* WORK INSTRUCTIONS:
Pick out and copy every line below that has the word "JSON".

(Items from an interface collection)
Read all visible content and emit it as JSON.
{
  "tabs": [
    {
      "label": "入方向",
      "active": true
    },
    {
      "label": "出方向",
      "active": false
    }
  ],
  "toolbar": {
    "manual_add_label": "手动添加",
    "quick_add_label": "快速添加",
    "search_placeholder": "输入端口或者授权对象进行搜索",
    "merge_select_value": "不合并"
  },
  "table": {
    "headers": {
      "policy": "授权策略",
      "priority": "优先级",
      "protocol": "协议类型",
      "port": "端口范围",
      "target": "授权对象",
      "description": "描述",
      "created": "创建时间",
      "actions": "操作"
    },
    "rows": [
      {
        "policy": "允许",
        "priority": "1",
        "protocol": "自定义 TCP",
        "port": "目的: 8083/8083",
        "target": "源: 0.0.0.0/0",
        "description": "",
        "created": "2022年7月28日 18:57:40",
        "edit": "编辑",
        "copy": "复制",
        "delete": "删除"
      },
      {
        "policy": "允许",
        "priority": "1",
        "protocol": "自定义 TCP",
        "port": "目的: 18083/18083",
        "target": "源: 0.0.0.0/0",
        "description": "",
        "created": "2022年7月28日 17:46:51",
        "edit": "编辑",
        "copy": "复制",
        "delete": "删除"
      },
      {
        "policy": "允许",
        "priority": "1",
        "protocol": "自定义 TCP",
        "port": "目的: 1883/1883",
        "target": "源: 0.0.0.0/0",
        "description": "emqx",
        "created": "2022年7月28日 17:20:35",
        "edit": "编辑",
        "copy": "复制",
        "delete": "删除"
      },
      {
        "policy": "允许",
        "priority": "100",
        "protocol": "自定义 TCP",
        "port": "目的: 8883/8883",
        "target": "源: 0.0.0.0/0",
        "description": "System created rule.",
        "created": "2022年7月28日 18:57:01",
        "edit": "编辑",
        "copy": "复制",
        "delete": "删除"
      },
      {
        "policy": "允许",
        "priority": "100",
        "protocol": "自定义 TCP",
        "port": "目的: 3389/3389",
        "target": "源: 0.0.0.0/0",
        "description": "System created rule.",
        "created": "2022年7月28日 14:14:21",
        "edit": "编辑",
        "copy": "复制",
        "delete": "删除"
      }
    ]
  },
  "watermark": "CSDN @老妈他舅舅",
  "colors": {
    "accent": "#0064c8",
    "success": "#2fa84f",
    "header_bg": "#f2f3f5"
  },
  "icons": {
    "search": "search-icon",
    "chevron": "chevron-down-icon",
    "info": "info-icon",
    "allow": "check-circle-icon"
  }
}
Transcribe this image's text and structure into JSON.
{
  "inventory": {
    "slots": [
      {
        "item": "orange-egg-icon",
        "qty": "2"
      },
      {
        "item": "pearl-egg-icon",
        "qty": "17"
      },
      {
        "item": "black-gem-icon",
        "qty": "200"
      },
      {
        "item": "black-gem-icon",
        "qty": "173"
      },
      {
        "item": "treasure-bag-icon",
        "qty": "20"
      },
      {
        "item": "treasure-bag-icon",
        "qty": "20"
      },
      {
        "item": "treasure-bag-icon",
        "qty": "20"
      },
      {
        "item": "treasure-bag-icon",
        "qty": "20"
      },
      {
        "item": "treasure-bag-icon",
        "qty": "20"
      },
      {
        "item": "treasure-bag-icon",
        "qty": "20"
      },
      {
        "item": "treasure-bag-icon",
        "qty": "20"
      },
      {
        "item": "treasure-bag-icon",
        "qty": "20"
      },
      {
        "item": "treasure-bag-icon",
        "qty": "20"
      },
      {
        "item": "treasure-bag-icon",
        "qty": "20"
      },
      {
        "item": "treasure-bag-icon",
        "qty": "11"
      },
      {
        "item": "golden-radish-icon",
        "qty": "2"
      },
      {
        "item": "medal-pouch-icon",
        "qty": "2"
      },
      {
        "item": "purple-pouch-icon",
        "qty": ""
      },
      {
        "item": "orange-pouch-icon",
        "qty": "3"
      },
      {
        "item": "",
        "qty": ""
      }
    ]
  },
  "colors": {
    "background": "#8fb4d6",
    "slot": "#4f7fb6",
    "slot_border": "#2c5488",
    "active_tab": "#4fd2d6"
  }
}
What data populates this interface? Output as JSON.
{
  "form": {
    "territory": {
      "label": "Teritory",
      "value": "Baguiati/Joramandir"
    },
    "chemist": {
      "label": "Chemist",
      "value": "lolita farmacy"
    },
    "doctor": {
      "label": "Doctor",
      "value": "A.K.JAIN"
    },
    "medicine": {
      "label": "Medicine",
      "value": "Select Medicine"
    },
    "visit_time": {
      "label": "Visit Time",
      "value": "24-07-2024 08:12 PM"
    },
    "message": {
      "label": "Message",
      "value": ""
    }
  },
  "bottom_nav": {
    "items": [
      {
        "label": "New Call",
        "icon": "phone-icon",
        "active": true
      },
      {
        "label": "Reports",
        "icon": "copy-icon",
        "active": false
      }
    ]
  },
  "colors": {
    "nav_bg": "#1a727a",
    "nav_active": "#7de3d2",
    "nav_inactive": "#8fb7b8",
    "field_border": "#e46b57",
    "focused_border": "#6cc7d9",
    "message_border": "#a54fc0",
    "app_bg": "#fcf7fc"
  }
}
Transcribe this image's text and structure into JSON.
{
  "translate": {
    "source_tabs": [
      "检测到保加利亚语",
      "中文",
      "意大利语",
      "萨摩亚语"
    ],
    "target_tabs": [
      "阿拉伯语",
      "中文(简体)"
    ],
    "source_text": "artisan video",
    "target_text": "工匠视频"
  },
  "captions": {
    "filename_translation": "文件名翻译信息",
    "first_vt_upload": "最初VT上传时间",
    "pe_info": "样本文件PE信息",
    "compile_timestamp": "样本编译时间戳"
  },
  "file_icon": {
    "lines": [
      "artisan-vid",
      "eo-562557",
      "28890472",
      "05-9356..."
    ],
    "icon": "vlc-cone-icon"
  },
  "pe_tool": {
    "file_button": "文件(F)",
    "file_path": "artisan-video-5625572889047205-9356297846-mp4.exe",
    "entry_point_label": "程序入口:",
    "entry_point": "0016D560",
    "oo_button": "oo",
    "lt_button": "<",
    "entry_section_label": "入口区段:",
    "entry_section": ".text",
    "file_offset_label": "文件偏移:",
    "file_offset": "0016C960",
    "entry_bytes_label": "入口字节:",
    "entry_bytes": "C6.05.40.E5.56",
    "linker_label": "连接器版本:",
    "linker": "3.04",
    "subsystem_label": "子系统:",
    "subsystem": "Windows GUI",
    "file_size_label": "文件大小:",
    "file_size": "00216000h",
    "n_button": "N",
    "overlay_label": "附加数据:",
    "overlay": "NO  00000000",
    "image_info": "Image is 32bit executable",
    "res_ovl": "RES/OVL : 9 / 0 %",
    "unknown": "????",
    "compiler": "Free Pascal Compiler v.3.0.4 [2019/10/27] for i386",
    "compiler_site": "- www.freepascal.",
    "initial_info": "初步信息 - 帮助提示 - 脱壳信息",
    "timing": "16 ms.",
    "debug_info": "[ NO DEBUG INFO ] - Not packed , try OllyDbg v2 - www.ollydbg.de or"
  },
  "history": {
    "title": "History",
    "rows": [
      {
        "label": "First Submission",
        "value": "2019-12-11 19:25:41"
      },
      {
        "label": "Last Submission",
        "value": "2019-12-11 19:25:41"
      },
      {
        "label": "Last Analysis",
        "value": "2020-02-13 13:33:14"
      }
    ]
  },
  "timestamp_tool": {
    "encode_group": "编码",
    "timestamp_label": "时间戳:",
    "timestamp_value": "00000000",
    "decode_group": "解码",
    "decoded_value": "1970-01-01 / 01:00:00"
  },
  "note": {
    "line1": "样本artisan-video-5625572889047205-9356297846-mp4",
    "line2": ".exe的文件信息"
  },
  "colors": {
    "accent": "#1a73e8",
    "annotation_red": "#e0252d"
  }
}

* RESPONSE TO THIS EXERCISE:
Read all visible content and emit it as JSON.
Transcribe this image's text and structure into JSON.
What data populates this interface? Output as JSON.
Transcribe this image's text and structure into JSON.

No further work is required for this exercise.